● Your goal
Filter task. Return each line of the material that holds the string "JSON".

● Records for this exercise
= = = =

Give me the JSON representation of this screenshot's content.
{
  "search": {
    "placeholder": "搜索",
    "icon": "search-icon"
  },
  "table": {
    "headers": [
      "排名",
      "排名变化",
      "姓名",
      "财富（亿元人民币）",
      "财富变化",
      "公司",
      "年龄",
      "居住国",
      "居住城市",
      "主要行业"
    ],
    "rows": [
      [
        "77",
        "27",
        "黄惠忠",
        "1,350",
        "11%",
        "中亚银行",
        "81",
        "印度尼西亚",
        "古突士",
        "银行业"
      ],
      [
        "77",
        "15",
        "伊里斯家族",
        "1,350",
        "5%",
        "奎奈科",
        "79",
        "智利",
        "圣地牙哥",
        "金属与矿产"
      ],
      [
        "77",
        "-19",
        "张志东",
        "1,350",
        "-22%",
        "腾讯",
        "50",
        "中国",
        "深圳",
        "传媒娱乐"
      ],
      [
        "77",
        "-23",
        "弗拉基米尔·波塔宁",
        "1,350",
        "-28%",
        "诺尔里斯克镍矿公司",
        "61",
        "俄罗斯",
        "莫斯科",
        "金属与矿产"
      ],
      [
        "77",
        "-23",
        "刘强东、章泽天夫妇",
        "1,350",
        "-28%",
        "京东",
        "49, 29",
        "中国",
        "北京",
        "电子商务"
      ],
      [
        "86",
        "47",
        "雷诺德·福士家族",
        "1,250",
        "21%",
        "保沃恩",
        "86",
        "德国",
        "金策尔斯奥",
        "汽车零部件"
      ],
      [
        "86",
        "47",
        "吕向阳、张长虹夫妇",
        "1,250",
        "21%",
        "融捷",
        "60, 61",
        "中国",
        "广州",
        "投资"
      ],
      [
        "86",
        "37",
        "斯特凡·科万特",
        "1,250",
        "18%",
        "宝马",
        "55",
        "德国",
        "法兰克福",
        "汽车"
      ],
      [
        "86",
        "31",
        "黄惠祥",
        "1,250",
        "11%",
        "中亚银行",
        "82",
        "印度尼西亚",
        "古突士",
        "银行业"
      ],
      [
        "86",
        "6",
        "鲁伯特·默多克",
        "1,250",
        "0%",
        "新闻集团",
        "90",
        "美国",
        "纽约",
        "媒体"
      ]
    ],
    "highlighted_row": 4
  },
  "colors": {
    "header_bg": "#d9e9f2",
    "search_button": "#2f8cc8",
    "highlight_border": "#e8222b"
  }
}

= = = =

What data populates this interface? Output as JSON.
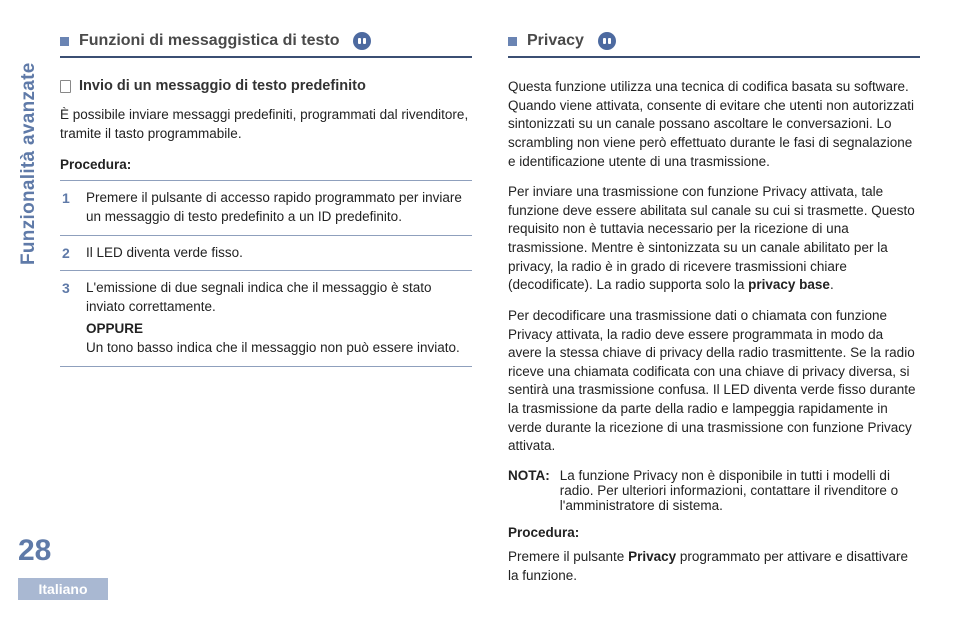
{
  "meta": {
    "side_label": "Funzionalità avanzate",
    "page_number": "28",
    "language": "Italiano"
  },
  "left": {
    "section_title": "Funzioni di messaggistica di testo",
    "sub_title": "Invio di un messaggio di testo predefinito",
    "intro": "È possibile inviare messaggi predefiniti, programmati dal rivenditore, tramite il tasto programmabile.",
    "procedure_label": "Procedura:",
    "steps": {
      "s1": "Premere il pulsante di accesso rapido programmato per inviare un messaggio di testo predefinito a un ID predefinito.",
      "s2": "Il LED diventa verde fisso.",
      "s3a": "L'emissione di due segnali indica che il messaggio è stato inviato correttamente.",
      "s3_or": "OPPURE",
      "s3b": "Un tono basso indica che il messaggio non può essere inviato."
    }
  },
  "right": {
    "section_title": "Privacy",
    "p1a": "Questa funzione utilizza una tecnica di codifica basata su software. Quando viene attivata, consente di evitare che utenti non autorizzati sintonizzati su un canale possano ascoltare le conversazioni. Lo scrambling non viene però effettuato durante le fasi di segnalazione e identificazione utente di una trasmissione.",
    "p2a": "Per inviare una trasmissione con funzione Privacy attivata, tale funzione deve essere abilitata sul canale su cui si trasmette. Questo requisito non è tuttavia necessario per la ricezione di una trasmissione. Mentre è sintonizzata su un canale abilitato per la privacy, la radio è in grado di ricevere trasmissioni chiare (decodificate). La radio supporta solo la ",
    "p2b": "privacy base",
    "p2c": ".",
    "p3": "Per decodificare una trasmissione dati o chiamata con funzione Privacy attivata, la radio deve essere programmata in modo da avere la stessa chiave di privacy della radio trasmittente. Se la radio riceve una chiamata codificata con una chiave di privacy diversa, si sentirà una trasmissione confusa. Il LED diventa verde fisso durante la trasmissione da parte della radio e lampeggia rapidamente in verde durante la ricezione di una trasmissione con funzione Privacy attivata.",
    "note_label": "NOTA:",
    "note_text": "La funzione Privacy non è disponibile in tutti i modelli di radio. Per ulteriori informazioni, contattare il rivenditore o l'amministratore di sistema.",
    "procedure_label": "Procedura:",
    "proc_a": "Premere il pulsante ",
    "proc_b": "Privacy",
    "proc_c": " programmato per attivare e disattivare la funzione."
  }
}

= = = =

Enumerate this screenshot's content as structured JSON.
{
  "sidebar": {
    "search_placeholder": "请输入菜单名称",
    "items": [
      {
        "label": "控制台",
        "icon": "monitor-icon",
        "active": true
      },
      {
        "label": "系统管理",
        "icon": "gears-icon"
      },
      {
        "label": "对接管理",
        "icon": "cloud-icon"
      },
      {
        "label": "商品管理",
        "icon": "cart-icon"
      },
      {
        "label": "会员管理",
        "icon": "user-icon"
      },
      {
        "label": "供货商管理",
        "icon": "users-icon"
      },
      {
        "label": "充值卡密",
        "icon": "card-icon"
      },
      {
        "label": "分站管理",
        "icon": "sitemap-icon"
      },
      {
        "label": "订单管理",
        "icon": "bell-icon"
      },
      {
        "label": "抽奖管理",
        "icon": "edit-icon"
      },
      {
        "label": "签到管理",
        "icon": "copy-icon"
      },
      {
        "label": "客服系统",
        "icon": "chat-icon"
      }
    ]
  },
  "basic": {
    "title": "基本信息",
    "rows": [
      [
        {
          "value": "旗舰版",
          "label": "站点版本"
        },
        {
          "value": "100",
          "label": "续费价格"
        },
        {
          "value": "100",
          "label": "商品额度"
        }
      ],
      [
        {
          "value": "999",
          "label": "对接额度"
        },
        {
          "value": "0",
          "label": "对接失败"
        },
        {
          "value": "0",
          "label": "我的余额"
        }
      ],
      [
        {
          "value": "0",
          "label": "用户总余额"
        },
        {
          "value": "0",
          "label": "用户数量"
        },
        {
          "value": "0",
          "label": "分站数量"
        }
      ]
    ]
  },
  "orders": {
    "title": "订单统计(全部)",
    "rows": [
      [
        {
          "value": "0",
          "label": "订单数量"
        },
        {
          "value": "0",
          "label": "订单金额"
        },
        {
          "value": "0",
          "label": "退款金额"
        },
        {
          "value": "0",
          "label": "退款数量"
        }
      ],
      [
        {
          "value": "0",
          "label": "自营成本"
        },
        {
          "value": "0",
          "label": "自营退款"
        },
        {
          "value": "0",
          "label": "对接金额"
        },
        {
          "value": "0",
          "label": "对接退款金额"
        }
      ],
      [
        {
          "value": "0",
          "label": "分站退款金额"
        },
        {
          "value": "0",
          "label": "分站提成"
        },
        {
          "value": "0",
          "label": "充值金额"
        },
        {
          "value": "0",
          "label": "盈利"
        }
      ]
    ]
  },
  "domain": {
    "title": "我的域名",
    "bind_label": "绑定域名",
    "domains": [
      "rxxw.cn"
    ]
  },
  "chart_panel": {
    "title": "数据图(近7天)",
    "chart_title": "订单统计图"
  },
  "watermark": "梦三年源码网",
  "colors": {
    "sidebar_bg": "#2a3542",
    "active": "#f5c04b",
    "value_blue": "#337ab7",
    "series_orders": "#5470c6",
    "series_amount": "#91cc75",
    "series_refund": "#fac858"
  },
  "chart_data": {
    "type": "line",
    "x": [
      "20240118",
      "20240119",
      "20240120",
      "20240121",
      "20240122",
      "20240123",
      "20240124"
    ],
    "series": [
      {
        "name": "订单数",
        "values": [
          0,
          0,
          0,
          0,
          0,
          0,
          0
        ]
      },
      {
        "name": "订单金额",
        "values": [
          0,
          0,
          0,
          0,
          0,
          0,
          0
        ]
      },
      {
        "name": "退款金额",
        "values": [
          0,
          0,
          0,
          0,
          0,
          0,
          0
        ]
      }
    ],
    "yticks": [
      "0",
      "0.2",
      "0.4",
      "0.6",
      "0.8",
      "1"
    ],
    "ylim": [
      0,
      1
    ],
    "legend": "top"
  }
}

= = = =

● Response area
Give me the JSON representation of this screenshot's content.
What data populates this interface? Output as JSON.
Enumerate this screenshot's content as structured JSON.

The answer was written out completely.